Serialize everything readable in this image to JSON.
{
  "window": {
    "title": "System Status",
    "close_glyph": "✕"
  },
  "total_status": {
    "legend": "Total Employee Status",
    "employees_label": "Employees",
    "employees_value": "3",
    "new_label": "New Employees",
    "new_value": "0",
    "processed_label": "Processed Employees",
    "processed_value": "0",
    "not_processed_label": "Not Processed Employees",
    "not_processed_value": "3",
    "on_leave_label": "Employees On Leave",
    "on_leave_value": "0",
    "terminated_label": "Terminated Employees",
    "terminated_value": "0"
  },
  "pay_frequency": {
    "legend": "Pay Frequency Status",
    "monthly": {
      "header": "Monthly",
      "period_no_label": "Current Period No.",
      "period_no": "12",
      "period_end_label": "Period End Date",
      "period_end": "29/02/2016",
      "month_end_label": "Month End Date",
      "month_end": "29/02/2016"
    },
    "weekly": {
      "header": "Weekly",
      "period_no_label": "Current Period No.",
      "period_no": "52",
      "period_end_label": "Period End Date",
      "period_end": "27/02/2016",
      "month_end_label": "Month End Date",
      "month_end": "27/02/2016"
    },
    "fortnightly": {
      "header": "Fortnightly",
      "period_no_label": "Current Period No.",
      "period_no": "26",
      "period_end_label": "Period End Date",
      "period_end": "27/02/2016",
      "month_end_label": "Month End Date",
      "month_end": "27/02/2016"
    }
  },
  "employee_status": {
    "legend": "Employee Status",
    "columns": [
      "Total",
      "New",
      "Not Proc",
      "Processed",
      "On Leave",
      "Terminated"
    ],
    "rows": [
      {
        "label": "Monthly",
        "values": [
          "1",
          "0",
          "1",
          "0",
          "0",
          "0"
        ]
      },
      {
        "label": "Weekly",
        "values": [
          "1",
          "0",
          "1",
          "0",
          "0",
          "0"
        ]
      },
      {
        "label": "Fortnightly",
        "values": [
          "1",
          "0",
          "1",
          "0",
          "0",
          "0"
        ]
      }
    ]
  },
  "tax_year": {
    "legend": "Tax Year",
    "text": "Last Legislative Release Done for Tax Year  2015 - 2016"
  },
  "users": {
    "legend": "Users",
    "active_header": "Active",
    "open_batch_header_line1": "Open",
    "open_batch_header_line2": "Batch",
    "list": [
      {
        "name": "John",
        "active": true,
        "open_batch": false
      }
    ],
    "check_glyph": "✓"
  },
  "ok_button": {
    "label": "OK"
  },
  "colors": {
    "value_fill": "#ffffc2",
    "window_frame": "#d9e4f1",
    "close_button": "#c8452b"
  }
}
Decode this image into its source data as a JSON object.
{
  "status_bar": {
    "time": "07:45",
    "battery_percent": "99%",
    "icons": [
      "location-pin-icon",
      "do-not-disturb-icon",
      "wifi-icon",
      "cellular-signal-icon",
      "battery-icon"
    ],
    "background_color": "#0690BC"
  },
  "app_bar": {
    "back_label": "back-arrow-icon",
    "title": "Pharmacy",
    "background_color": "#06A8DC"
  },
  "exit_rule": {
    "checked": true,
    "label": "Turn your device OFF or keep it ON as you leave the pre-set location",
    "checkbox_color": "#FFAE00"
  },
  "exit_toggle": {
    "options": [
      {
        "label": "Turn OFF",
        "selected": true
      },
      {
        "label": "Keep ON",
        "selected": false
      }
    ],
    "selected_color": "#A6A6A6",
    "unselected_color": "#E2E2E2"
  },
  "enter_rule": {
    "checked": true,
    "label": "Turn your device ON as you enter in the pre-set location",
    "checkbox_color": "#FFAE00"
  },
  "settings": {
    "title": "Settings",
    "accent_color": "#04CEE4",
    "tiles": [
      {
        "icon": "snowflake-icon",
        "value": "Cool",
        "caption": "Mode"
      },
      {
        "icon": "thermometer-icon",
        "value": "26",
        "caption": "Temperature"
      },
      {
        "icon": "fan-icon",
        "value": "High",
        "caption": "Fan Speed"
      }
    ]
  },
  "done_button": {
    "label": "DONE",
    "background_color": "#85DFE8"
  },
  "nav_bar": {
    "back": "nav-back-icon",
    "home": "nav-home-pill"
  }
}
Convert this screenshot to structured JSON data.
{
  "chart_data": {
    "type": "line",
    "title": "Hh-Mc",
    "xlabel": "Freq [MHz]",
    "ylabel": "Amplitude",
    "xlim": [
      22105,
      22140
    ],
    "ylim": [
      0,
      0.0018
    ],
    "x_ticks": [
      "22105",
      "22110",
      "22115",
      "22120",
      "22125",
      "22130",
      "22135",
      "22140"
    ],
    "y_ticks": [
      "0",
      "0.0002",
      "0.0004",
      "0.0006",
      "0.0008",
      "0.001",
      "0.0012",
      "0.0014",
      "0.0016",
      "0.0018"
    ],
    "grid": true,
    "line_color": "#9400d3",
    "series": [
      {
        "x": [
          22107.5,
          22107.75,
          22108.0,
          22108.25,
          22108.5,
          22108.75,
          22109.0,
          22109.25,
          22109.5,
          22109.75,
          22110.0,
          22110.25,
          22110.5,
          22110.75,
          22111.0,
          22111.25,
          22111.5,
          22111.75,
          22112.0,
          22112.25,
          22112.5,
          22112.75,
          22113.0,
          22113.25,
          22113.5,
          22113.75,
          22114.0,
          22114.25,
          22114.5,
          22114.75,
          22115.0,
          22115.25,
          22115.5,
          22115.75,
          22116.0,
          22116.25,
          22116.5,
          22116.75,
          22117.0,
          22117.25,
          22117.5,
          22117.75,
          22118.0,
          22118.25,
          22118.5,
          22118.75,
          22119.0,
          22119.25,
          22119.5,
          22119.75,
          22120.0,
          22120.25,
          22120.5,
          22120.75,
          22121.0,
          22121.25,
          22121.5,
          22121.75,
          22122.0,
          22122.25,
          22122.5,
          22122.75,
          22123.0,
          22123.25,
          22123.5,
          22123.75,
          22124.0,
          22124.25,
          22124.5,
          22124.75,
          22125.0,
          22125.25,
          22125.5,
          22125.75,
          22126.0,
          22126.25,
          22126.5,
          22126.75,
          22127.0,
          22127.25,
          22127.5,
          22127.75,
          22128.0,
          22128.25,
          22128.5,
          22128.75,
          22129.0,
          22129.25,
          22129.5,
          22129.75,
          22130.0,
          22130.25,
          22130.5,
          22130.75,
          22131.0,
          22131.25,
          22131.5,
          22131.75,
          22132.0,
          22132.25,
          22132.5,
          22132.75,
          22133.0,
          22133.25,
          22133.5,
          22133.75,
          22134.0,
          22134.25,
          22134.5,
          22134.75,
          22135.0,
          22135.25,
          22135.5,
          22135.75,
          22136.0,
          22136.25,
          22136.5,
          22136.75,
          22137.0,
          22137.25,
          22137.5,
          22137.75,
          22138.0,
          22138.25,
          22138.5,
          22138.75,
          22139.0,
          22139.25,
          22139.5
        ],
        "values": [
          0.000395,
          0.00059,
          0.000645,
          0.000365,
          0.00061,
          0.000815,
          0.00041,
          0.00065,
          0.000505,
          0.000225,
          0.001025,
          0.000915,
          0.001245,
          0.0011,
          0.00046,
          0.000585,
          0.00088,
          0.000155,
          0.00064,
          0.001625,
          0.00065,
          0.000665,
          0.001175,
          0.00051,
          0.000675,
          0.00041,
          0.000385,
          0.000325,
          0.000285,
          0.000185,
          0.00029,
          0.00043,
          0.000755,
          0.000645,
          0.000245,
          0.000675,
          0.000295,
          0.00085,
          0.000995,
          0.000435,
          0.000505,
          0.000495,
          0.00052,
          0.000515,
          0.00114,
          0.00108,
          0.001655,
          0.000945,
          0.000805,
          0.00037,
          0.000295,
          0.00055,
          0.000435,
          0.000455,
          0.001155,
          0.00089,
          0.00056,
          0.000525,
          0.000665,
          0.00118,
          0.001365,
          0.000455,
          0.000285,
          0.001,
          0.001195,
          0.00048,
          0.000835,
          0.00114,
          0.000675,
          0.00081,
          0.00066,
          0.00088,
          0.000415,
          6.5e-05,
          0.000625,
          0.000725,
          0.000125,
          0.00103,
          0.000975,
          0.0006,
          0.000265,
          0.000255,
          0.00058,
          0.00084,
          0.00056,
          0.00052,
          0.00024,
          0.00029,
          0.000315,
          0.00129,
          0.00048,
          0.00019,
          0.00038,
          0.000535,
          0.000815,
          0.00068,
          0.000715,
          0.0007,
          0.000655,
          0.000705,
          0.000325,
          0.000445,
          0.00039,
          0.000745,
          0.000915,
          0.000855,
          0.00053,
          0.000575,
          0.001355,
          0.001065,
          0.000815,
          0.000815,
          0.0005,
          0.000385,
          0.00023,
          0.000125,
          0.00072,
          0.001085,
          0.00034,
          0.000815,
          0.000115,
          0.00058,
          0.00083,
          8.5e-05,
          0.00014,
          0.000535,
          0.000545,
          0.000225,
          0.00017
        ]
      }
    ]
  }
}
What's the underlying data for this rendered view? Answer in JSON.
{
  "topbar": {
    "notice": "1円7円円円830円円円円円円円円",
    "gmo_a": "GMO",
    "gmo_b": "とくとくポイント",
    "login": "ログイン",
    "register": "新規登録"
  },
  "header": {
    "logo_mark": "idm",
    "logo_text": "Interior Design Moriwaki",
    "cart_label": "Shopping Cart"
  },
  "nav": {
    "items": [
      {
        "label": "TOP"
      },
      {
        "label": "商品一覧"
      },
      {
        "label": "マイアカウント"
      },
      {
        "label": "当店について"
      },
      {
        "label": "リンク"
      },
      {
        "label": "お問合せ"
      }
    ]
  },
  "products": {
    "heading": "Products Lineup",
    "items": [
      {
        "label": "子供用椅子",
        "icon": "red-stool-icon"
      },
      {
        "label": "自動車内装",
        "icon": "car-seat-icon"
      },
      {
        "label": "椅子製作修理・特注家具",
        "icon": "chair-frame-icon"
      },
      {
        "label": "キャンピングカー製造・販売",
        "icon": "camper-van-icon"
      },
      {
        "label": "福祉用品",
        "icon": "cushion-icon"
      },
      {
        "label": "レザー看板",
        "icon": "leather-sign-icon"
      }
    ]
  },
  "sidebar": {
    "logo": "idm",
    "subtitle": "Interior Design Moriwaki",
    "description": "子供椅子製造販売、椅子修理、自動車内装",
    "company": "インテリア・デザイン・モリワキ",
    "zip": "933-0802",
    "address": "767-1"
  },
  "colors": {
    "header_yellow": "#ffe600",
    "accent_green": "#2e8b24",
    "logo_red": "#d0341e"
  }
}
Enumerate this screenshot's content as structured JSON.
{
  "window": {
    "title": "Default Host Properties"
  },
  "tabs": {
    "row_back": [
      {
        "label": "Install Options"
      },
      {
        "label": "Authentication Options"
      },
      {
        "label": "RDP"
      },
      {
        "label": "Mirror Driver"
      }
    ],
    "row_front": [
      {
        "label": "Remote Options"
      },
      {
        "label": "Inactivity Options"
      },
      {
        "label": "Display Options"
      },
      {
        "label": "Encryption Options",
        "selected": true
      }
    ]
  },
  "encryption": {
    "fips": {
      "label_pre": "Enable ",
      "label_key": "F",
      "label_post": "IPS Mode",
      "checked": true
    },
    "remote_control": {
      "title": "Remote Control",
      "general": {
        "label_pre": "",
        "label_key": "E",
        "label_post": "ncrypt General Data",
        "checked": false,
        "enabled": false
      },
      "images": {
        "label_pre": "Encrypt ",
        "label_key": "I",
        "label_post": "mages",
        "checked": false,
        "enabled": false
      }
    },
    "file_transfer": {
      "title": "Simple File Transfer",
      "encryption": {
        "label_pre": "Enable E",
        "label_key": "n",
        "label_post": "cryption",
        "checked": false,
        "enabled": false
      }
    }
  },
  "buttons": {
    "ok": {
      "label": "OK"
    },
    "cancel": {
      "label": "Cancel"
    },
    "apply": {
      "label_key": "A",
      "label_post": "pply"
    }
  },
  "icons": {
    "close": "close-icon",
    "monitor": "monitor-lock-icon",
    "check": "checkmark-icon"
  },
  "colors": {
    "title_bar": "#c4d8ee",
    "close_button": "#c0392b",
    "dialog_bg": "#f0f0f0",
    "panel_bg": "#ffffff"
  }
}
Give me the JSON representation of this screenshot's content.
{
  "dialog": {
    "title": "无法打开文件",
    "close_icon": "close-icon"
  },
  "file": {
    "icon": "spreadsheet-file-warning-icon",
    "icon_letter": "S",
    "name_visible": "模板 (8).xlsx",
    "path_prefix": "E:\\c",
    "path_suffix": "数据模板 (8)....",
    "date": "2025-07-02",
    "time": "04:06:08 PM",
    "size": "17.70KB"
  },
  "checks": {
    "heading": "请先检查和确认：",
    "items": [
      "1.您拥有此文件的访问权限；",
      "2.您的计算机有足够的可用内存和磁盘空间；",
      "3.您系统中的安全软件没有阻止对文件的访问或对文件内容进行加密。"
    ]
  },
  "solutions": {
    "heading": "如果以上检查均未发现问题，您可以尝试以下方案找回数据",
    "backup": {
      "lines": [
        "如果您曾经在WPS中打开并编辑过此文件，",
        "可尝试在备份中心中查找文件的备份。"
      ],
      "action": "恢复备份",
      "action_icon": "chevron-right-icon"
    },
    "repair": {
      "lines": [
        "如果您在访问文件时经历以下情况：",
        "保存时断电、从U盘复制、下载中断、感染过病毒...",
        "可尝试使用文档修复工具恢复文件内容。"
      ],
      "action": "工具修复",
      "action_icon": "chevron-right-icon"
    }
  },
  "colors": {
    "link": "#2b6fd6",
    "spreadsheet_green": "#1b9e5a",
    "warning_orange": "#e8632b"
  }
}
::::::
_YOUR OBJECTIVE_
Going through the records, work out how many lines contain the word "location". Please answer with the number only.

_SOLUTION FOR THIS EXERCISE_
3